Astronomers have nailed the art of measuring the Sun’s surface temperature through the analysis of its emitted light.

The color of the Sun is a key indicator of its temperature, which sits roughly at about 5,500 degrees Celsius.

These fascinating figures arise from the complex interactions within the convective zone, leading to radiation that we perceive as sunlight.

Temperature Variations

Although the average surface temperature is quite stable, the Sun doesn’t miss a chance to surprise with dramatic fluctuations.

Sunspots are cooler regions on the Sun’s surface where intense magnetic fields erupt, creating areas that are thousands of degrees cooler than their surroundings.

These spots are temporary phenomena and reveal the Sun’s magnetic field’s influence over the temperature.

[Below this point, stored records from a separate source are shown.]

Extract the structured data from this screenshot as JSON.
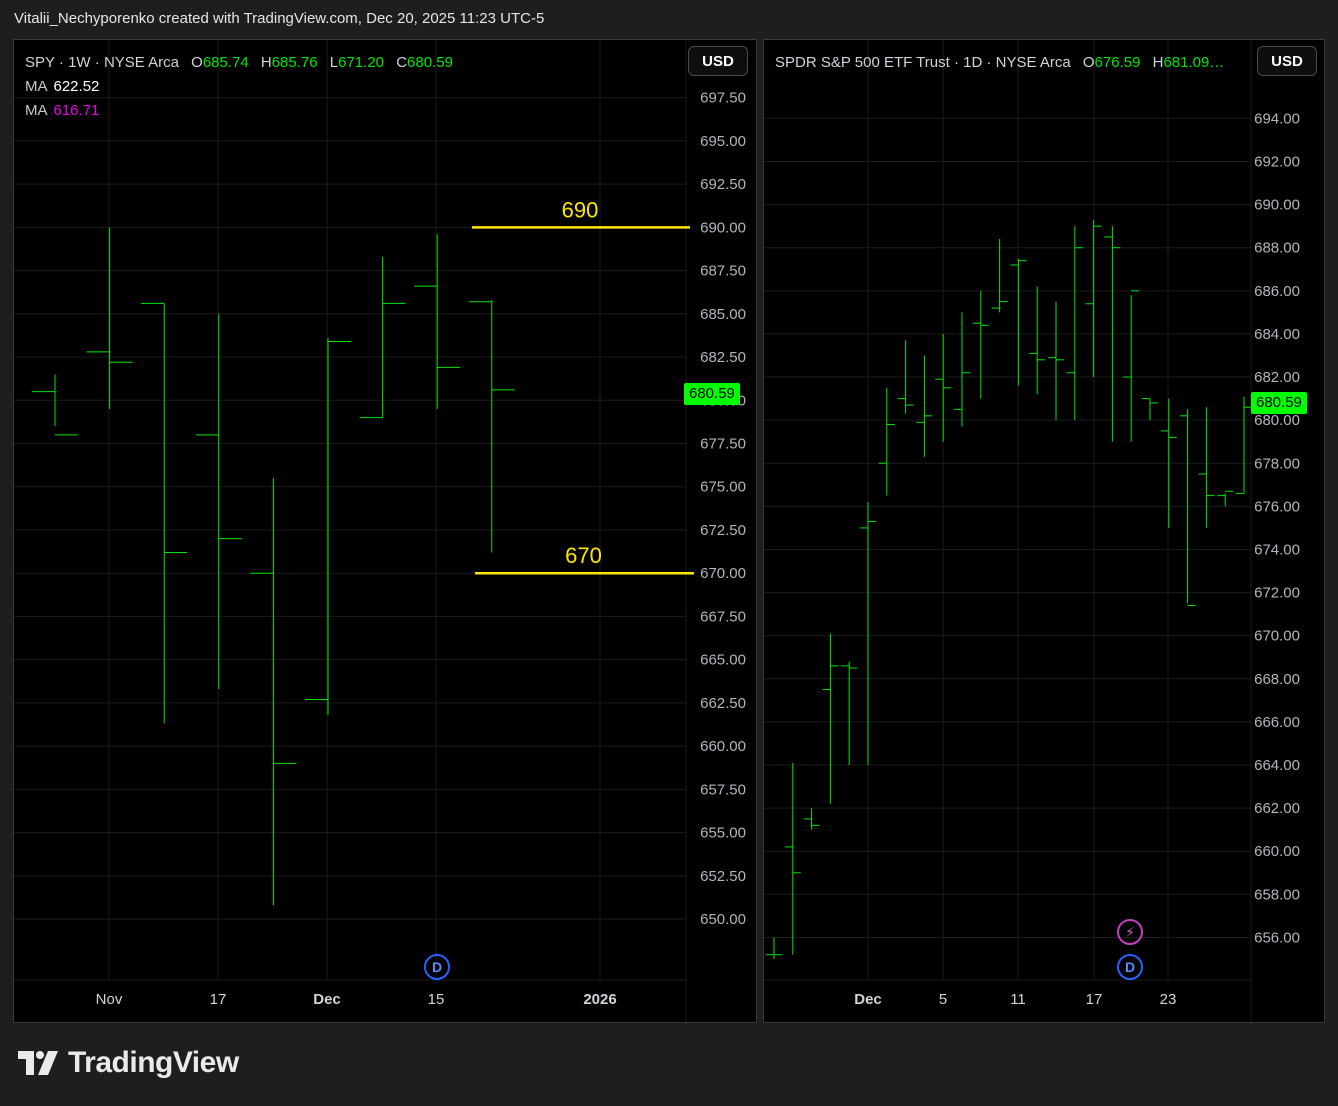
{
  "caption": "Vitalii_Nechyporenko created with TradingView.com, Dec 20, 2025 11:23 UTC-5",
  "brand": "TradingView",
  "colors": {
    "up": "#00e600",
    "price_tag": "#00ff00",
    "line": "#ffe600",
    "ma2": "#e600e6",
    "grid": "#1c1c1c"
  },
  "left": {
    "symbol": "SPY",
    "interval": "1W",
    "exchange": "NYSE Arca",
    "ohlc": {
      "O": "685.74",
      "H": "685.76",
      "L": "671.20",
      "C": "680.59"
    },
    "ma": [
      {
        "label": "MA",
        "value": "622.52"
      },
      {
        "label": "MA",
        "value": "616.71"
      }
    ],
    "currency": "USD",
    "last_price": "680.59",
    "badge": "D",
    "axis_labels": [
      "697.50",
      "695.00",
      "692.50",
      "690.00",
      "687.50",
      "685.00",
      "682.50",
      "680.00",
      "677.50",
      "675.00",
      "672.50",
      "670.00",
      "667.50",
      "665.00",
      "662.50",
      "660.00",
      "657.50",
      "655.00",
      "652.50",
      "650.00"
    ],
    "time_labels": [
      "Nov",
      "17",
      "Dec",
      "15",
      "2026"
    ]
  },
  "right": {
    "title": "SPDR S&P 500 ETF Trust",
    "interval": "1D",
    "exchange": "NYSE Arca",
    "ohlc": {
      "O": "676.59",
      "H": "681.09…"
    },
    "currency": "USD",
    "last_price": "680.59",
    "badge": "D",
    "axis_labels": [
      "694.00",
      "692.00",
      "690.00",
      "688.00",
      "686.00",
      "684.00",
      "682.00",
      "680.00",
      "678.00",
      "676.00",
      "674.00",
      "672.00",
      "670.00",
      "668.00",
      "666.00",
      "664.00",
      "662.00",
      "660.00",
      "658.00",
      "656.00"
    ],
    "time_labels": [
      "Dec",
      "5",
      "11",
      "17",
      "23"
    ]
  },
  "chart_data": [
    {
      "type": "ohlc",
      "symbol": "SPY",
      "interval": "1W",
      "bars": [
        {
          "o": 680.5,
          "h": 681.5,
          "l": 678.5,
          "c": 678.0
        },
        {
          "o": 682.8,
          "h": 690.0,
          "l": 679.5,
          "c": 682.2
        },
        {
          "o": 685.6,
          "h": 685.6,
          "l": 661.3,
          "c": 671.2
        },
        {
          "o": 678.0,
          "h": 685.0,
          "l": 663.3,
          "c": 672.0
        },
        {
          "o": 670.0,
          "h": 675.5,
          "l": 650.8,
          "c": 659.0
        },
        {
          "o": 662.7,
          "h": 683.6,
          "l": 661.8,
          "c": 683.4
        },
        {
          "o": 679.0,
          "h": 688.3,
          "l": 679.0,
          "c": 685.6
        },
        {
          "o": 686.6,
          "h": 689.6,
          "l": 679.5,
          "c": 681.9
        },
        {
          "o": 685.7,
          "h": 685.8,
          "l": 671.2,
          "c": 680.6
        }
      ],
      "ylim": [
        648.5,
        698
      ],
      "hlines": [
        {
          "value": 690,
          "label": "690"
        },
        {
          "value": 670,
          "label": "670"
        }
      ],
      "xticks": [
        "Nov",
        "17",
        "Dec",
        "15",
        "2026"
      ]
    },
    {
      "type": "ohlc",
      "symbol": "SPDR S&P 500 ETF Trust",
      "interval": "1D",
      "bars": [
        {
          "o": 655.2,
          "h": 656.0,
          "l": 655.0,
          "c": 655.2
        },
        {
          "o": 660.2,
          "h": 664.1,
          "l": 655.2,
          "c": 659.0
        },
        {
          "o": 661.5,
          "h": 662.0,
          "l": 661.0,
          "c": 661.2
        },
        {
          "o": 667.5,
          "h": 670.1,
          "l": 662.2,
          "c": 668.6
        },
        {
          "o": 668.6,
          "h": 668.8,
          "l": 664.0,
          "c": 668.5
        },
        {
          "o": 675.0,
          "h": 676.2,
          "l": 664.0,
          "c": 675.3
        },
        {
          "o": 678.0,
          "h": 681.5,
          "l": 676.5,
          "c": 679.8
        },
        {
          "o": 681.0,
          "h": 683.7,
          "l": 680.3,
          "c": 680.7
        },
        {
          "o": 679.9,
          "h": 683.0,
          "l": 678.3,
          "c": 680.2
        },
        {
          "o": 681.9,
          "h": 684.0,
          "l": 679.0,
          "c": 681.5
        },
        {
          "o": 680.5,
          "h": 685.0,
          "l": 679.7,
          "c": 682.2
        },
        {
          "o": 684.5,
          "h": 686.0,
          "l": 681.0,
          "c": 684.4
        },
        {
          "o": 685.2,
          "h": 688.4,
          "l": 685.0,
          "c": 685.5
        },
        {
          "o": 687.2,
          "h": 687.5,
          "l": 681.6,
          "c": 687.4
        },
        {
          "o": 683.1,
          "h": 686.2,
          "l": 681.2,
          "c": 682.8
        },
        {
          "o": 682.9,
          "h": 685.5,
          "l": 680.0,
          "c": 682.8
        },
        {
          "o": 682.2,
          "h": 689.0,
          "l": 680.0,
          "c": 688.0
        },
        {
          "o": 685.4,
          "h": 689.3,
          "l": 682.0,
          "c": 689.0
        },
        {
          "o": 688.5,
          "h": 689.0,
          "l": 679.0,
          "c": 688.0
        },
        {
          "o": 682.0,
          "h": 685.8,
          "l": 679.0,
          "c": 686.0
        },
        {
          "o": 681.0,
          "h": 681.0,
          "l": 680.0,
          "c": 680.8
        },
        {
          "o": 679.5,
          "h": 681.0,
          "l": 675.0,
          "c": 679.2
        },
        {
          "o": 680.2,
          "h": 680.5,
          "l": 671.5,
          "c": 671.4
        },
        {
          "o": 677.5,
          "h": 680.6,
          "l": 675.0,
          "c": 676.5
        },
        {
          "o": 676.5,
          "h": 676.6,
          "l": 676.0,
          "c": 676.7
        },
        {
          "o": 676.6,
          "h": 681.1,
          "l": 676.6,
          "c": 680.6
        }
      ],
      "ylim": [
        655,
        694.9
      ],
      "xticks": [
        "Dec",
        "5",
        "11",
        "17",
        "23"
      ]
    }
  ]
}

Additionally, the solar atmosphere, including the chromosphere and the corona, can reach temperatures higher than one million degrees Celsius during energized solar events.

Impact of the Sun’s Temperature

The Sun's scorching heat radiates across the sizzling surface, reaching temperatures of over 5,500 degrees Celsius

The surface temperature of the Sun is a scorching spectacle, exceeding 5,500 degrees Celsius.

This intense heat is not just a number; it radiates effects throughout the solar system, affecting both our planet and various solar phenomena.

Effects on Earth

Earth’s climate is profoundly influenced by the Sun’s surface temperature.

It’s the main driver of weather patterns and climates across the globe.

As the Sun’s energy varies, it can cause significant changes in solar radiation, which may have a subtle yet tangible effect on Earth’s temperature.

For instance, variations in solar output are monitored closely as they can contribute to everything from seasonal shifts to long-term climate trends.

Life on Earth owes its existence to the Sun’s energy, with plants relying on sunlight for photosynthesis.

The Parker Solar Probe is a NASA mission designed for a closer study, potentially providing insights into how solar activity influences Earthly life.

Solar Phenomena

The Sun’s temperature plays a central role in solar phenomena. Solar flares, which are powerful bursts of radiation, can heat up to a colossal 1 million degrees Celsius or even more.

When these are paired with coronal mass ejections, enormous bubbles of gas threaded with magnetic field lines, they can have significant repercussions across the solar system.

The solar wind, a stream of charged particles emanating from the Sun’s corona, races outwards carrying the impact of solar activity into space.

This wind shapes planetary magnetic fields and can even lead to dazzling displays like the auroras.

In the grand scale of the universe, the solar phenomena resulting from the Sun’s temperature are essential for maintaining the balance of the Milky Way’s intricate web of interstellar dynamics.